U of O leaves WRC
The University of Oregon’s often-turbulent relationship with the anti-sweatshop Worker Rights Consortium is over.
UO President Dave Frohnmayer said Monday he has accepted the advice of the university’s attorney that the UO can’t belong to either the student-backed WRC or the Nike-backed Fair Labor Association. The attorney’s opinion was based on a new policy adopted without fanfare last month by the state Board of Higher Education.
The business practices policy prevents universities from limiting competition for any reason other than inability to perform, evidence of illegal activity or reasons specifically allowed by state law. It’s aimed at ensuring that Oregon University System business dealings are carried out in a “straightforward and politically impartial manner.”
After studying the issue and speaking with the board attorney who drafted the policy, UO general counsel Melinda Grier issued a final determination Monday. Frohnmayer is awaiting a university committee report before taking any final action, but there is almost no chance the report will challenge Grier’s interpretation.
Grier said the board policy means universities can’t affiliate with the labor rights groups because both impose requirements on manufacturers that go beyond what the policy allows. For example, both groups require adherence to codes of conduct that set rules on wages, workplace conditions and monitoring for companies that produce goods bearing university names or logos.
The policy also blocks enforcement of the UO’s own code of conduct for such companies – and the codes of other state universities.
By accepting Grier’s interpretation, Frohnmayer is bringing an end to almost two years of debate and tumult that roused a small but dedicated group of student activists last year, only to see the issue fade from the campus scene this year.Frohnmayer said the experience made clear the need for a more thoughtful approach to international labor standards.
“I think every university that has been at all involved in this issue, whether it led to membership in the WRC or the FLA or both, has recognized the enormous complexity of the issues involved,” he said. “And it’s clear the debate has to move beyond cliches and slogans and turn to the hard work of how you really handle these things. I don’t think there’s an institution in this country that has been down this path that would go down it again without much deeper thought and study.”The policy extricates the UO from an issue that became much more complex just weeks after Frohnmayer joined the WRC. That’s when the university lost the backing of alumnus and Nike co-founder Phil Knight, who had been its most generous donor.
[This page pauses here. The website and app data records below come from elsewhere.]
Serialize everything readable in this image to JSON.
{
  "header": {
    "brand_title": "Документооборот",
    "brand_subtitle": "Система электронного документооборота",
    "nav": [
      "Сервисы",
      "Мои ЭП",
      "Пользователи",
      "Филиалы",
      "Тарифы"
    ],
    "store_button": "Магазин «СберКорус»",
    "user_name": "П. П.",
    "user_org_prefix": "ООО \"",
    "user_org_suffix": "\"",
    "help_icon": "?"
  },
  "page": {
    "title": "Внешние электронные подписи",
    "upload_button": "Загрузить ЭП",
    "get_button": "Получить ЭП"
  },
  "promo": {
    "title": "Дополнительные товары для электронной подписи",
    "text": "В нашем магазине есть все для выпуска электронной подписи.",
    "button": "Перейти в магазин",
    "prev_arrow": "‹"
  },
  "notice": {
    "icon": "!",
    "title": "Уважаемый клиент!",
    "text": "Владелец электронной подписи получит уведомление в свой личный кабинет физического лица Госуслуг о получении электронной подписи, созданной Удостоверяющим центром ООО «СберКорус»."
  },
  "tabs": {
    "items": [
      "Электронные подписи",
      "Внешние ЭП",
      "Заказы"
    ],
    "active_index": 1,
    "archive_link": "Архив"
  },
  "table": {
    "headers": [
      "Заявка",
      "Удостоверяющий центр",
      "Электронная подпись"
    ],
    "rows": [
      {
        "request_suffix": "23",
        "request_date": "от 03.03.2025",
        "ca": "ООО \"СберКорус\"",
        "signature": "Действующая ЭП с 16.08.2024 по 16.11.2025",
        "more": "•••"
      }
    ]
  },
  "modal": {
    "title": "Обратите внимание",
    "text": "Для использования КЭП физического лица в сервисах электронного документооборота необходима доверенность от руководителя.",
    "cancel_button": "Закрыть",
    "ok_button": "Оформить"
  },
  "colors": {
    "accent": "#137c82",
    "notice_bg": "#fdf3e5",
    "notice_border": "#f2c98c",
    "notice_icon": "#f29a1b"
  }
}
Later, as the WRC struggled to get off the ground, Frohnmayer questioned whether the group would be able to carry out the ambitious task of international factory monitoring it had set out. The split with the group grew even wider when Grier advised Frohnmayer not to pay dues to the WRC because of legal questions concerning liability.
With the Higher Education Board policy precluding involvement with the group – or the FLA, a group student activists oppose – Frohnmayer no longer faces the choice of whether to remain an affiliate.
He said it’s too soon to look back and say whether there are any regrets, but he said the board policy will promote, rather than squelch, the campus debate on issues involving human rights.
“The institution itself can and should remain neutral so those within it are free to engage in active and vigorous debate,” he said.
Frohnmayer said he won’t take any formal action until he hears from a University Senate committee formed last year to look into issues surrounding the UO’s membership in the WRC. But the committee already is working under the assumption that the university is barred from affiliation with the group.
English professor James Earl, president of the University Senate, said last week that the committee believes the board policy makes the issue moot.
Committee members might issue individual opinions when they submit a final report March 21, but Earl said the only thing the panel as a whole is likely to recommend is that the university set up a permanent program devoted to human rights issues.
It wasn’t clear whether the university even will need to take any formal steps to remove itself from the two groups’ membership lists. Both have sent invoices seeking payment of dues, but the UO hasn’t paid either one while this and other issues were examined.
Frohnmayer signed a letter stating the university’s intention to join the WRC on April 12; five months later, on Sept. 19, he announced he also would commit the UO to membership in the FLA.
The WRC membership was for one year and will expire next month even without further action by Frohnmayer.
The UO still is listed as an affiliate on the group’s Web site, and Frohnmayer said that at some point it may be necessary to ask that its name be removed.WRC Executive Director Scott Nova was traveling out of the country Monday and couldn’t be reached for comment.
He had earlier said he thought the university could continue its affiliation and remain in compliance with the board policy.